Tuesday, September 20, 2005
tooth extraction, as viewed by an OT
It started out as a good day... I was having a little tooth sensitivity yesterday, but I mostly ignored it and tried to focus on the many tasks at hand. Life is busy as a pediatric occupational therapist in September.
Then I jinxed myself. This morning my sister mentioned that my niece was having some pain with her new orthodontia, so my wise comment was - "Well when they find bones in Olduvai Gorge the most common bones they find are jawbones and teeth - which is proof that these structures are built to last and are not designed to be moved." I should have kept my mouth shut, literally, because I scheduled a visit to the dentist to have my own tooth sensitivity looked at.
The dentist decided to pull my offending wisdom tooth, which was quite an experience. It didn't want to be separated from my jawbone, and it was in fact ankylosed. This interested me, because I never before considered that teeth could be ankylosed. The dentist's brow was beaded with sweat and he was smiling nervously about my questioning if he ate his Wheaties that morning.
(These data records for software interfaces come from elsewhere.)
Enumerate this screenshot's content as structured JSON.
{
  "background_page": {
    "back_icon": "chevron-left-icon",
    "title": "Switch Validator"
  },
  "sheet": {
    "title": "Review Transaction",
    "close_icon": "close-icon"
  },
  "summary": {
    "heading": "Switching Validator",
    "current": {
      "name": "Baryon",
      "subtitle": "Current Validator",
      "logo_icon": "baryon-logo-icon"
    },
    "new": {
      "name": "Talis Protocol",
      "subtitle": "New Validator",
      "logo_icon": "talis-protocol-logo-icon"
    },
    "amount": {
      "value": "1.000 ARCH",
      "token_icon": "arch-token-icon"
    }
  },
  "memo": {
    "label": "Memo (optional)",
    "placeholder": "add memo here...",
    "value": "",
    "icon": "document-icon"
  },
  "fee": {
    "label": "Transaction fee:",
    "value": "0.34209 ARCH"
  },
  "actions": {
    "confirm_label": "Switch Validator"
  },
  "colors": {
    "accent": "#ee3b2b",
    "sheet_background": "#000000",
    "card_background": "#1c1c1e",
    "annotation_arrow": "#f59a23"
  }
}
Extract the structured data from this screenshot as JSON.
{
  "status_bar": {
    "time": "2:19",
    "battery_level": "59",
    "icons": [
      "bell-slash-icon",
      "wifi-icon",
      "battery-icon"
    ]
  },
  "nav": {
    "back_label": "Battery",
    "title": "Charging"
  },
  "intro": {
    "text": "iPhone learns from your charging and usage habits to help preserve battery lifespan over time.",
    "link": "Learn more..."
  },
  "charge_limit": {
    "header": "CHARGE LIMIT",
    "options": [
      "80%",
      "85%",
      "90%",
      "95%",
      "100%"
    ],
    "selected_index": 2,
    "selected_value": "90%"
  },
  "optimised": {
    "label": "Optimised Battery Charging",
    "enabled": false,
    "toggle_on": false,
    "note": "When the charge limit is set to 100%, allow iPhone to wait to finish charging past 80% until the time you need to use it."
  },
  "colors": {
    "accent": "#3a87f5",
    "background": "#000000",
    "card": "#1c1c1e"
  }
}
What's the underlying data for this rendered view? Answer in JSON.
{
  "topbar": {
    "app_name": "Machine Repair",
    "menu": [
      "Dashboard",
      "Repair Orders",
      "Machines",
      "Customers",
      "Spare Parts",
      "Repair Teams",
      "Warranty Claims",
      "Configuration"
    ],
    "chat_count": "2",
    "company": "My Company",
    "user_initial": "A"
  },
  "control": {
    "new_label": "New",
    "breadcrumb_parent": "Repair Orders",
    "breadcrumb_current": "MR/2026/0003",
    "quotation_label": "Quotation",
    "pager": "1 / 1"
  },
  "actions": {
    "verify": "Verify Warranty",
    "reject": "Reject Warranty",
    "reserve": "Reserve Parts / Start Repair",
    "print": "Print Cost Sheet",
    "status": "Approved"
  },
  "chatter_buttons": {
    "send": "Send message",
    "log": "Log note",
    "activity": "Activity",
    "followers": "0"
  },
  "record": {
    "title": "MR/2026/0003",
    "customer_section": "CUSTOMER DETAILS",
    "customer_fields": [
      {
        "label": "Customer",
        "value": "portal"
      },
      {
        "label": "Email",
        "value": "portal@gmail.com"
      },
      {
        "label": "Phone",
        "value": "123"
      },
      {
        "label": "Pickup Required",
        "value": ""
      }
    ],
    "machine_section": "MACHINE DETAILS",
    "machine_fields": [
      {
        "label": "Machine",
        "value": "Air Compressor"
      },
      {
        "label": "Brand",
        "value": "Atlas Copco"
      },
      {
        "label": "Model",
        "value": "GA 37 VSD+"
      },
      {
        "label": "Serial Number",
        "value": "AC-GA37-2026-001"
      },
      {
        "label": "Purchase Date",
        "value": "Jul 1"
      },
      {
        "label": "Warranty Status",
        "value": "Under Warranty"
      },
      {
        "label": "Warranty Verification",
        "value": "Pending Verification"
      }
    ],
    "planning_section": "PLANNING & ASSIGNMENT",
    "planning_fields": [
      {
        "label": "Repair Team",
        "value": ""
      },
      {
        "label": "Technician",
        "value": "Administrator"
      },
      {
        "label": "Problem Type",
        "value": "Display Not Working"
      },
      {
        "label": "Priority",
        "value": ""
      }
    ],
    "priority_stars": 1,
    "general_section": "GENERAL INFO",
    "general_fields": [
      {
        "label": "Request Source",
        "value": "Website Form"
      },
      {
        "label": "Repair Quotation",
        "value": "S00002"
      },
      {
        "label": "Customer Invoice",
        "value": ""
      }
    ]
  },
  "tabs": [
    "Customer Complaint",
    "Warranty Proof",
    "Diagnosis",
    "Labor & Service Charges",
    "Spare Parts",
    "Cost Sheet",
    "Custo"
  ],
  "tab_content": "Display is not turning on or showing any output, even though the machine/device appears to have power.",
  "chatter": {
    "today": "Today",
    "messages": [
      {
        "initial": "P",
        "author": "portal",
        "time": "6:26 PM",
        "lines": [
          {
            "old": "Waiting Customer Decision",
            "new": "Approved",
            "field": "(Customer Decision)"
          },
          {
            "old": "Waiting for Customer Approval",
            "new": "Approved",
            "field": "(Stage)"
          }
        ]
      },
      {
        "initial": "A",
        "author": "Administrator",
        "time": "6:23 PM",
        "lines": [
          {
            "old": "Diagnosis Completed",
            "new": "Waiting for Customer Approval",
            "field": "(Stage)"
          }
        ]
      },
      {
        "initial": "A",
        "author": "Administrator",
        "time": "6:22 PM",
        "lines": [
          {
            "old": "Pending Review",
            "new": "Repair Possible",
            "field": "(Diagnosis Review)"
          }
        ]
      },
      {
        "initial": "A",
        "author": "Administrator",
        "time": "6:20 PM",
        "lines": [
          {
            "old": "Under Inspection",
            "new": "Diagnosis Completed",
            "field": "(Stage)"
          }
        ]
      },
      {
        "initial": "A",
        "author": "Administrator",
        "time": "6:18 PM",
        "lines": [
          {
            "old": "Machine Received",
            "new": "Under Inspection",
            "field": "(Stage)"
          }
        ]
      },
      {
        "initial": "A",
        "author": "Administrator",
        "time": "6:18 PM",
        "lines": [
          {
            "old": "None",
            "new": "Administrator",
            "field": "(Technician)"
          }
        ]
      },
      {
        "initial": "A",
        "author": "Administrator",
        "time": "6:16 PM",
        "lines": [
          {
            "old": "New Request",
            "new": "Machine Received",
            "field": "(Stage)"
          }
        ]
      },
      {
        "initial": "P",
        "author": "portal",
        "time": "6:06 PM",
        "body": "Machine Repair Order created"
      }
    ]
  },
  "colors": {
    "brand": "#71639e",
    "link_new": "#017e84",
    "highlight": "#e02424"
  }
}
He was not as impressed with the whole experience. The novacaine is still working though, so I still have a certain sense of humor that may not be present in another hour or so.
So besides learning that teeth could be ankylosed, I also had some flashback to kinesiology as the dentist began leaning on my chin to increase his force and gain some mechanical advantage over my stubborn tooth. Then I wondered if dentists experienced repetitive strain injuries if they did too many extractions. Then I distracted myself by staring at his left earlobe, which had a diamond stud in it. I wondered if the money he got from my tooth would go for another piercing or some ink. I decided that most people don't have pierced and inked dentists, but it didn't offend me. I used to tell my students that some people could be put off by ink and piercings - and they generally perceived me as squashing their rights and freedom of expression. Maybe I was wrong about the whole thing though. Having a punk rock dentist leaning on my chin and cranking on my tooth wasn't as upsetting as you might imagine.
Tomorrow is another day. I hope I can function.